President Obama talks about having an ear to the bad economy and that's all true but his policies have made it much much worse. If his policies stay in effect and he gets a second four years, I fear for the future of this country. In fact, when I'm talking to Republican groups, I always ask them, 'I want you to think about one question, and that question is, "What would a second Obama term look like?"' Unfettered, unconstrained by having to run for reelection, these guys have a vision for this country that involves more government, expanded bureaucracy in Washington DC, less freedom for families and individuals, completely wrong for this future of this country. Governor Romney out there on the campaign trail every single day is talking about individual freedom, individual responsibility, belief in economic freedom and the free market, free enterprise, keeping this country strong and protecting our place in the world, those are the types of things that are going to differentiate him from President Obama in this campaign and I think people are going recognize very clearly the difference in leadership and that's what this election is really going to hinge on. It's going to be about leadership, about who can fix things, whose got the vision, whose got the courage to see it through and I became convinced early on that Governor Romney was that person. And as I said before, I don't think there's been a more important election... they're are going to be a lot of people who are going to be motivated because really, they're fearful of a second Obama term and we need to use that, generate that momentum, and get people to go to work out there."

Matt Rhodes stopped him briefly and -- for whatever reason -- had some genuinely nice things to say about the opposition:

"We read a lot about the other side and they're quite confident in their abilities. And they've won before, so to a certain degree they should be, and they may not have a lot of respect for us just yet but eventually they will. But we have a lot of respect for them because they won before. We have a lot of respect for President Obama, even if it's not always reciprocated by the people on that side of things."

And then, lest we walk away from this speech with a warm feeling in our belly about the present administration, the senator wrapped things up with some ultimately wrong-headed ideas:

"The president is a guy who's very ideologically tethered to the left, I mean, he has a very different view and vision of the world and this country and what we need to do to keep America moving in a positive direction. In his case, this is a vision that involves a much bigger role for the federal government, a lot less freedom for individuals and families and businesses... he's a guy who obviously has a certain amount of charisma... and I see all these stories about the likability factor, but that's not what this race is going to be about. At the end, this race is going to be about the issues and who can fix America.
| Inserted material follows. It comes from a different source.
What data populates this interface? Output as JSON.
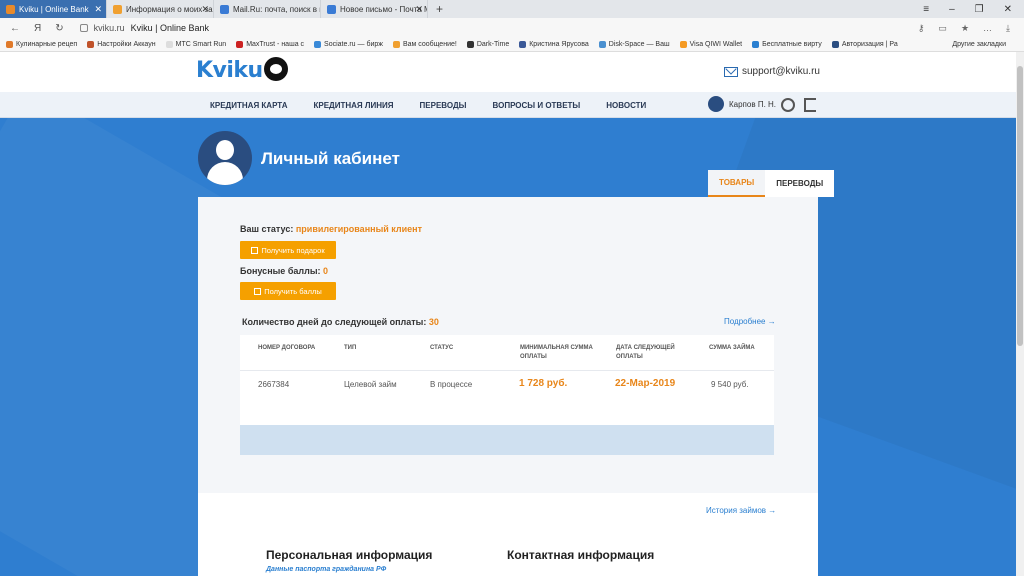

Who can do the right things with the right policies in place to get the economy going and creating jobs and that what I think, fundamentally, people are going to be voting on... but now [Obama's] got a record. He's got four years of policies that put America in a much weaker position internationally and with regard to the economy here where people are really fearful and concerned about their future. And if you look at any broad measure of the economy whether it's food prices, health care prices, the price of college tuition. The number of people on food stamps has grown 45 percent since he's taken office. The Federal debt's gone up 47 percent. That's what he's got to answer for to the American people. And you've got a candidate who's a conservative businessman, who has the experience to fix the the things that the country needs fixing right now. And that's what we need to focus on, that contrast... I know what I want to see for my children in the future and I want to make absolutely certain that I don't leave any stone unturned or do anything that I can do to make sure Governor Romney is the next President of the United States."
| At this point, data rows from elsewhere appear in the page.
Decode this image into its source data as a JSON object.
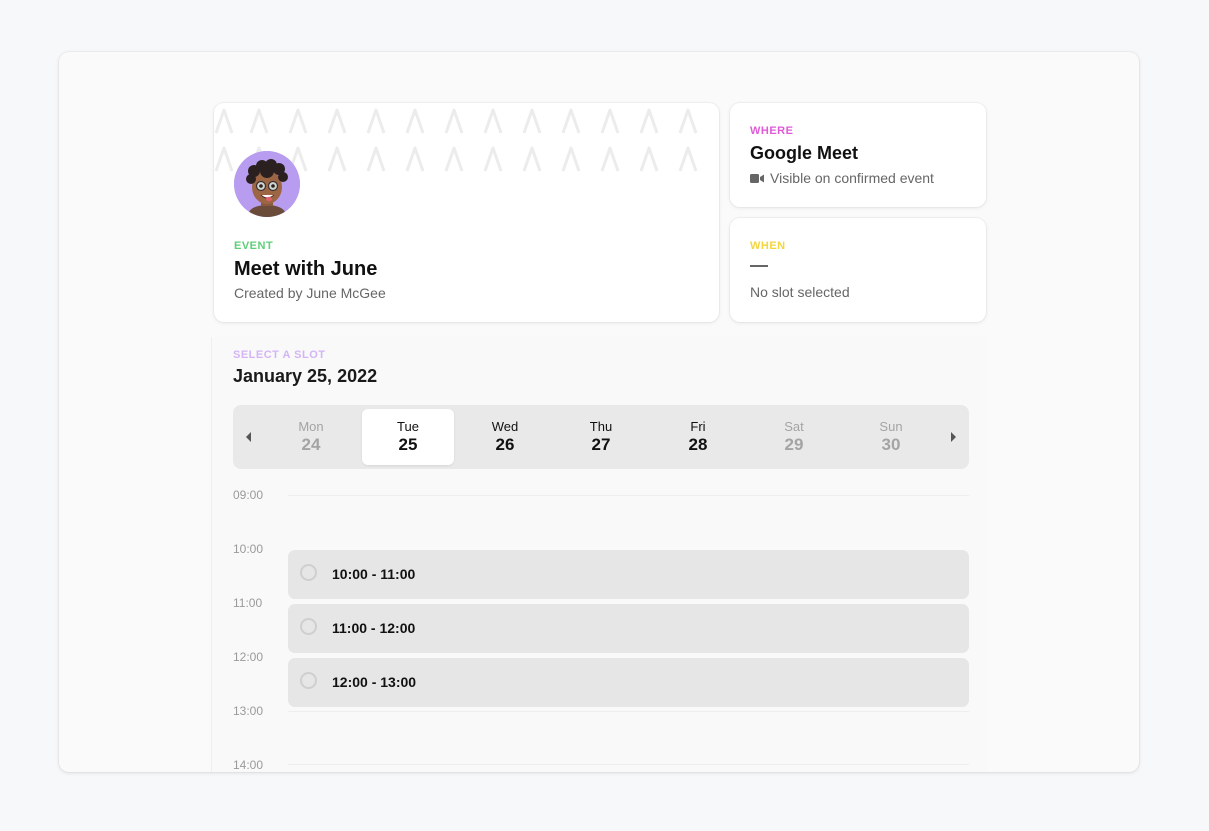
{
  "event": {
    "tag": "EVENT",
    "title": "Meet with June",
    "created_by": "Created by June McGee",
    "avatar_icon": "memoji-avatar",
    "tag_color": "#5fce78"
  },
  "where": {
    "tag": "WHERE",
    "title": "Google Meet",
    "subtitle": "Visible on confirmed event",
    "icon": "video-camera-icon",
    "tag_color": "#e05bd8"
  },
  "when": {
    "tag": "WHEN",
    "status": "No slot selected",
    "tag_color": "#f5d63d"
  },
  "slots_section": {
    "tag": "SELECT A SLOT",
    "date": "January 25, 2022",
    "tag_color": "#d3b5f5"
  },
  "days": [
    {
      "name": "Mon",
      "num": "24",
      "state": "dim"
    },
    {
      "name": "Tue",
      "num": "25",
      "state": "active"
    },
    {
      "name": "Wed",
      "num": "26",
      "state": "normal"
    },
    {
      "name": "Thu",
      "num": "27",
      "state": "normal"
    },
    {
      "name": "Fri",
      "num": "28",
      "state": "normal"
    },
    {
      "name": "Sat",
      "num": "29",
      "state": "dim"
    },
    {
      "name": "Sun",
      "num": "30",
      "state": "dim"
    }
  ],
  "times": [
    "09:00",
    "10:00",
    "11:00",
    "12:00",
    "13:00",
    "14:00"
  ],
  "slots": [
    {
      "label": "10:00 - 11:00"
    },
    {
      "label": "11:00 - 12:00"
    },
    {
      "label": "12:00 - 13:00"
    }
  ]
}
Looks like somebody missed a few stones (but now I'm getting ahead of myself).

Stay tuned for the next scintillating installment of Steve Brykman's 'I'm with Mitt: Adventures in Amercia!' Coming soon!